Today I want to introduce you to a very special person who helped me shift from a restrictive frame of mind to a soft, feminine, and colorful. Please meet Dr. Deanna Minich is an internationally-recognized teacher, author, scientist, speaker, and artist. She has more than 20 years of diverse, well-rounded experience in the fields of nutrition and functional medicine, including clinical practice, research, product formulation, writing, and education. She has authored five books on health and wellness and over fifteen scientific publications. Currently, she is Faculty for the Institute for Functional Medicine and the University of Western States. She has developed an online certification program for health professionals so that they can apply the color-coded 7 Systems of Full-Spectrum Health in their practice. Her lectures are heard by patients and practitioners throughout the world. Dr. Minich’s passion is teaching a whole-self approach to nourishment and bridging the gaps between science, spirituality, and art in medicine.
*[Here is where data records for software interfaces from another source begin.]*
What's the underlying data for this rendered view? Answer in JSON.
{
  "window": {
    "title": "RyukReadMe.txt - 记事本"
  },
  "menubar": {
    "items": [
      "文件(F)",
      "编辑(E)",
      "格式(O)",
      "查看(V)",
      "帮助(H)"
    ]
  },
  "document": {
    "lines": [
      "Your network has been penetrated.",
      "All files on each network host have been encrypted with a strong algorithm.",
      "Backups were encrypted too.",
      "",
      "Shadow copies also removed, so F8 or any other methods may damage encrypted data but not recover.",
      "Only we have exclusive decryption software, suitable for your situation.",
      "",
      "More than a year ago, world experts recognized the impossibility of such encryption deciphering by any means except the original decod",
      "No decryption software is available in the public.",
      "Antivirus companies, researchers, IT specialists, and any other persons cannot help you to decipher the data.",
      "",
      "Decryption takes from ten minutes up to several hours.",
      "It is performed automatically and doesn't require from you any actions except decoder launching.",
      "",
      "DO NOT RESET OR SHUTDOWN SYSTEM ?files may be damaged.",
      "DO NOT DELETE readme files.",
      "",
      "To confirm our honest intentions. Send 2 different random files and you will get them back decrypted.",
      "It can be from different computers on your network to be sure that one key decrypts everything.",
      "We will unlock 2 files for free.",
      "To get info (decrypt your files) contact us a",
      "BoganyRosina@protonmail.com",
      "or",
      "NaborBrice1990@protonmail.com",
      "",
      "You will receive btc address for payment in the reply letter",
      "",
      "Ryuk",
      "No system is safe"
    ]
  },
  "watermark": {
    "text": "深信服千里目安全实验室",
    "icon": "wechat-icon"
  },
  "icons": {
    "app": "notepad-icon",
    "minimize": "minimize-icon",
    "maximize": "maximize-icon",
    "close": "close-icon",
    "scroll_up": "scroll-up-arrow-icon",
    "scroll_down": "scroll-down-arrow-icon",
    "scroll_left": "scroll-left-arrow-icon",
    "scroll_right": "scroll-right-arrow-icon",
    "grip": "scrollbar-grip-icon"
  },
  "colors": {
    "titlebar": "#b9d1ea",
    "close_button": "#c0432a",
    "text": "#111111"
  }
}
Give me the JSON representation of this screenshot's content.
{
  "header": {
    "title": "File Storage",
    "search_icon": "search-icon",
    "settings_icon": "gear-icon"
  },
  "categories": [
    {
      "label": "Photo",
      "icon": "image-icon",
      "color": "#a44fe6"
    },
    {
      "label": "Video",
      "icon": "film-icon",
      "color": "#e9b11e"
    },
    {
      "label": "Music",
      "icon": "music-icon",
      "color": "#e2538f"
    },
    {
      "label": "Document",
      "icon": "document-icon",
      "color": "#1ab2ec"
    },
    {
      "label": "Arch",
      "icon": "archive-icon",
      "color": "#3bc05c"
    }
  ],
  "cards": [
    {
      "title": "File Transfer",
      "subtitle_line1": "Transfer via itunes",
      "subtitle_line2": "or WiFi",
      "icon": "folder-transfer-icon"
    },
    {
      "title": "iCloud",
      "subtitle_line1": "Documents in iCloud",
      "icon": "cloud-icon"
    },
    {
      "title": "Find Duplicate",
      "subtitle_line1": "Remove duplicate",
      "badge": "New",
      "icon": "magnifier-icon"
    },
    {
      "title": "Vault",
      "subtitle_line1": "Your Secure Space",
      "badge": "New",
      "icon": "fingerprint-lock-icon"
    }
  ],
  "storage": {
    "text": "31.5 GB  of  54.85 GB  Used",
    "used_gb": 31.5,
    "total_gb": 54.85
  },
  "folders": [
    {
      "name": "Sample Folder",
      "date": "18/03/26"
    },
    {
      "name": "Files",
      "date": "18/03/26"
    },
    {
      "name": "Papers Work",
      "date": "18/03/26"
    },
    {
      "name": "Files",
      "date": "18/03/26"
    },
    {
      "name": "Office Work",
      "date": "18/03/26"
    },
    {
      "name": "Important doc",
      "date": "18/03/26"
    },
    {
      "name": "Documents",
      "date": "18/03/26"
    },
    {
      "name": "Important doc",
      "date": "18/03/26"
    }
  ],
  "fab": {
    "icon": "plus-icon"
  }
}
These unconventional tips are pulled from several of my favorite disciplines: Ayurveda – an ancient Indian science of life and health, Mindfulness – a practice of awareness that is extremely helpful in getting to know one’s body, emotions, and triggers on a much deeper level, and psychology.
If you have been following my newsletters you know that this year has been full of studying for me. A year long clinical nutrition mentorship program with Liz Lipski (PhD in Clinical Nutrition and the author of the must read Digestive Wellness) and a year of deepening my Ayurveda knowledge with Vaidya Atreya Smith. While both approaches to healing have a lot in common, they have quite a few differences.
Acting in the world of uncertainty: What to do and what to eat when contradicting theories are confusing the hell out of you
Yesterday while lounging outside with interesting books my husband asked me: “Did you know that only 4% of the universe is covered with matter that we understand and the rest is dark matter?”
When you choose kale you probably feel that you are making an ultimately healthy choice. Kale packs the punch when it comes to benefits, and has done so for 2,000 years.Kale is known as one of the earliest vegetables cultivated by man. It was a hit among ancient Greeks and Romans as much as it is now in farm to table restaurants. Yes, you are eating the same food as Julius Caesar. (Take that friends that try to argue kale’s recent time in the limelight.) Early settlers from the British Isles brought kale and collards to America, probably in the late 1600s. In the nineteenth century, Scotland Kail was used as a common term for dinner and many Scottish kitchens featured a Kail Pot.We keep turning to this vibrant vegetable to nutrition and taste (if you know how to prepare it well).
I am so excited to share the first two interviews from the Happy Belly interview series where I will be bringing you the best wellness coaches, digestive health specialists, teachers, and chefs! You will learn all about having a flat and a happy belly that fills you with joy, energy, and balance.
Hello, Privyet, Namaste to all the Spinach and Yoga readers!!
A lot of my clients and friends find Ayurveda very intuitive once they start studying it. However, applying it to daily life, especially cooking and eating can be a bit overwhelming at first. Don’t worry, it gets much easier with time!
To begin, I would like to share something with you: I am not a perfect eater. I don’t always eat what’s best for my body and my digestion. I do overeat sometimes when stressed or bored. And I do love my sweets, even though they might be considered ‘healthy’ by general standards.
A few days ago I created a new page on Spinach and Yoga – Stuff I Love.